• _EXERCISE OBJECTIVE_: From the first line to the last, copy the listing exactly and omit the images.

• _EXCERPTED RECORDS_:

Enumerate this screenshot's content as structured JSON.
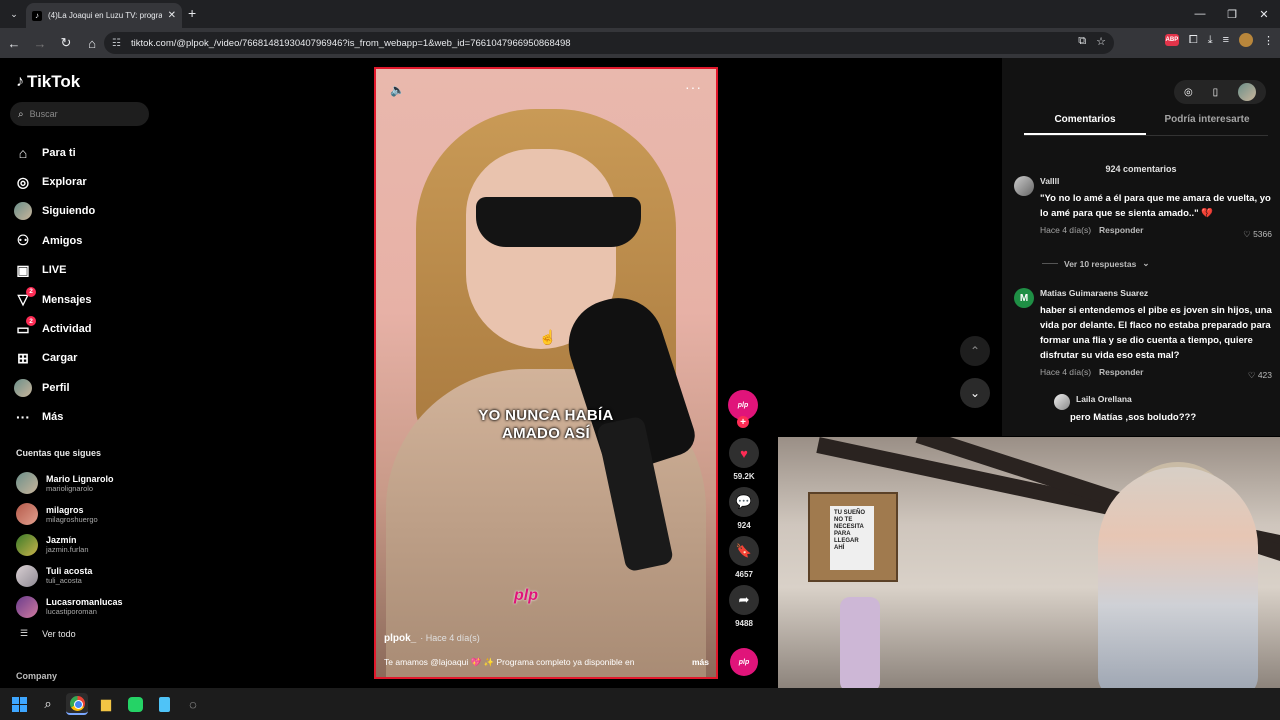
{
  "browser": {
    "tab_title": "(4)La Joaqui en Luzu TV: progra",
    "url": "tiktok.com/@plpok_/video/7668148193040796946?is_from_webapp=1&web_id=7661047966950868498"
  },
  "sidebar": {
    "logo": "TikTok",
    "search_placeholder": "Buscar",
    "nav": [
      {
        "label": "Para ti",
        "icon": "home-icon"
      },
      {
        "label": "Explorar",
        "icon": "compass-icon"
      },
      {
        "label": "Siguiendo",
        "icon": "avatar-icon"
      },
      {
        "label": "Amigos",
        "icon": "friends-icon"
      },
      {
        "label": "LIVE",
        "icon": "live-icon"
      },
      {
        "label": "Mensajes",
        "icon": "messages-icon",
        "badge": "2"
      },
      {
        "label": "Actividad",
        "icon": "activity-icon",
        "badge": "2"
      },
      {
        "label": "Cargar",
        "icon": "upload-icon"
      },
      {
        "label": "Perfil",
        "icon": "profile-icon"
      },
      {
        "label": "Más",
        "icon": "more-icon"
      }
    ],
    "following_header": "Cuentas que sigues",
    "following": [
      {
        "name": "Mario Lignarolo",
        "handle": "mariolignarolo"
      },
      {
        "name": "milagros",
        "handle": "milagroshuergo"
      },
      {
        "name": "Jazmín",
        "handle": "jazmin.furlan"
      },
      {
        "name": "Tuli acosta",
        "handle": "tuli_acosta"
      },
      {
        "name": "Lucasromanlucas",
        "handle": "lucastiporoman"
      }
    ],
    "see_all": "Ver todo",
    "company": "Company"
  },
  "video": {
    "caption": [
      "YO NUNCA HABÍA",
      "AMADO ASÍ"
    ],
    "watermark": "plp",
    "author": "plpok_",
    "posted": "· Hace 4 día(s)",
    "description": "Te amamos @lajoaqui 💖 ✨ Programa completo ya disponible en",
    "more": "más"
  },
  "actions": {
    "likes": "59.2K",
    "comments": "924",
    "saves": "4657",
    "shares": "9488",
    "profile_tag": "plp"
  },
  "comments_panel": {
    "tabs": [
      "Comentarios",
      "Podría interesarte"
    ],
    "count": "924 comentarios",
    "comments": [
      {
        "user": "Vallll",
        "text": "\"Yo no lo amé a él para que me amara de vuelta, yo lo amé para que se sienta amado..\" 💔",
        "time": "Hace 4 día(s)",
        "reply": "Responder",
        "likes": "5366"
      },
      {
        "user": "Matias Guimaraens Suarez",
        "initial": "M",
        "text": "haber si entendemos el pibe es joven sin hijos, una vida por delante. El flaco no estaba preparado para formar una flia y se dio cuenta a tiempo, quiere disfrutar su vida eso esta mal?",
        "time": "Hace 4 día(s)",
        "reply": "Responder",
        "likes": "423"
      }
    ],
    "view_replies": "Ver 10 respuestas",
    "reply": {
      "user": "Laila Orellana",
      "text": "pero Matías ,sos boludo???"
    }
  },
  "webcam": {
    "poster_text": "TU SUEÑO NO TE NECESITA PARA LLEGAR AHÍ"
  },
  "colors": {
    "accent": "#fe2c55",
    "brand_pink": "#e0147a"
  }
}
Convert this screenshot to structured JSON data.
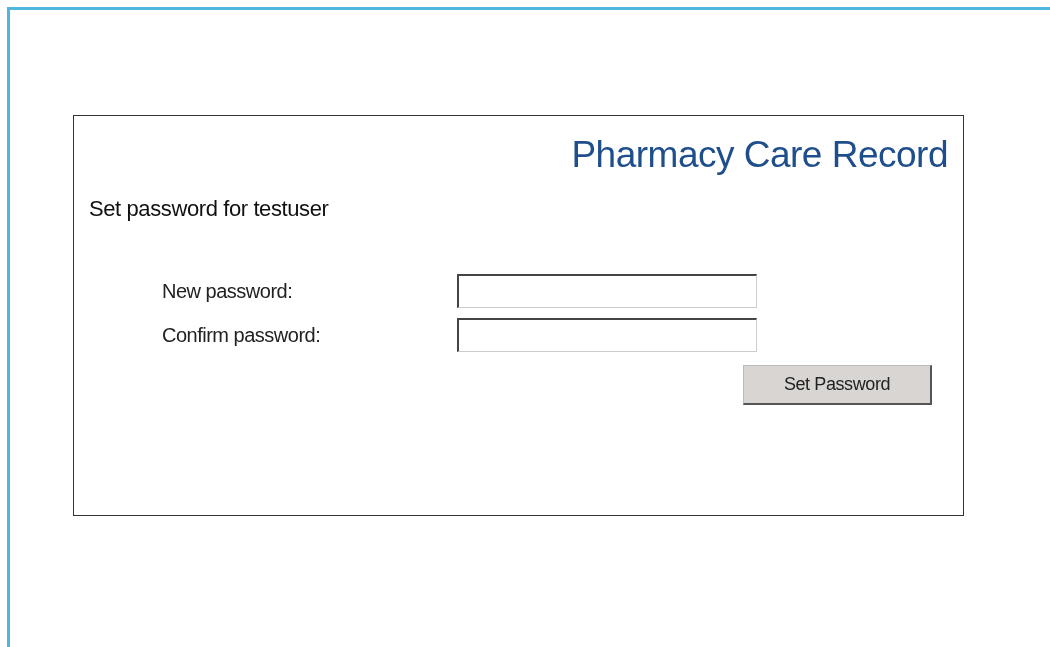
{
  "header": {
    "title": "Pharmacy Care Record"
  },
  "heading": "Set password for testuser",
  "fields": [
    {
      "label": "New password:"
    },
    {
      "label": "Confirm password:"
    }
  ],
  "button": "Set Password"
}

• _SOLUTION TO THIS TASK_:
Enumerate this screenshot's content as structured JSON.
{
  "browser": {
    "tab_title": "(4)La Joaqui en Luzu TV: progra",
    "url": "tiktok.com/@plpok_/video/7668148193040796946?is_from_webapp=1&web_id=7661047966950868498"
  },
  "sidebar": {
    "logo": "TikTok",
    "search_placeholder": "Buscar",
    "nav": [
      {
        "label": "Para ti",
        "icon": "home-icon"
      },
      {
        "label": "Explorar",
        "icon": "compass-icon"
      },
      {
        "label": "Siguiendo",
        "icon": "avatar-icon"
      },
      {
        "label": "Amigos",
        "icon": "friends-icon"
      },
      {
        "label": "LIVE",
        "icon": "live-icon"
      },
      {
        "label": "Mensajes",
        "icon": "messages-icon",
        "badge": "2"
      },
      {
        "label": "Actividad",
        "icon": "activity-icon",
        "badge": "2"
      },
      {
        "label": "Cargar",
        "icon": "upload-icon"
      },
      {
        "label": "Perfil",
        "icon": "profile-icon"
      },
      {
        "label": "Más",
        "icon": "more-icon"
      }
    ],
    "following_header": "Cuentas que sigues",
    "following": [
      {
        "name": "Mario Lignarolo",
        "handle": "mariolignarolo"
      },
      {
        "name": "milagros",
        "handle": "milagroshuergo"
      },
      {
        "name": "Jazmín",
        "handle": "jazmin.furlan"
      },
      {
        "name": "Tuli acosta",
        "handle": "tuli_acosta"
      },
      {
        "name": "Lucasromanlucas",
        "handle": "lucastiporoman"
      }
    ],
    "see_all": "Ver todo",
    "company": "Company"
  },
  "video": {
    "caption": [
      "YO NUNCA HABÍA",
      "AMADO ASÍ"
    ],
    "watermark": "plp",
    "author": "plpok_",
    "posted": "· Hace 4 día(s)",
    "description": "Te amamos @lajoaqui 💖 ✨ Programa completo ya disponible en",
    "more": "más"
  },
  "actions": {
    "likes": "59.2K",
    "comments": "924",
    "saves": "4657",
    "shares": "9488",
    "profile_tag": "plp"
  },
  "comments_panel": {
    "tabs": [
      "Comentarios",
      "Podría interesarte"
    ],
    "count": "924 comentarios",
    "comments": [
      {
        "user": "Vallll",
        "text": "\"Yo no lo amé a él para que me amara de vuelta, yo lo amé para que se sienta amado..\" 💔",
        "time": "Hace 4 día(s)",
        "reply": "Responder",
        "likes": "5366"
      },
      {
        "user": "Matias Guimaraens Suarez",
        "initial": "M",
        "text": "haber si entendemos el pibe es joven sin hijos, una vida por delante. El flaco no estaba preparado para formar una flia y se dio cuenta a tiempo, quiere disfrutar su vida eso esta mal?",
        "time": "Hace 4 día(s)",
        "reply": "Responder",
        "likes": "423"
      }
    ],
    "view_replies": "Ver 10 respuestas",
    "reply": {
      "user": "Laila Orellana",
      "text": "pero Matías ,sos boludo???"
    }
  },
  "webcam": {
    "poster_text": "TU SUEÑO NO TE NECESITA PARA LLEGAR AHÍ"
  },
  "colors": {
    "accent": "#fe2c55",
    "brand_pink": "#e0147a"
  }
}
Convert this screenshot to structured JSON data.
{
  "header": {
    "title": "Pharmacy Care Record"
  },
  "heading": "Set password for testuser",
  "fields": [
    {
      "label": "New password:"
    },
    {
      "label": "Confirm password:"
    }
  ],
  "button": "Set Password"
}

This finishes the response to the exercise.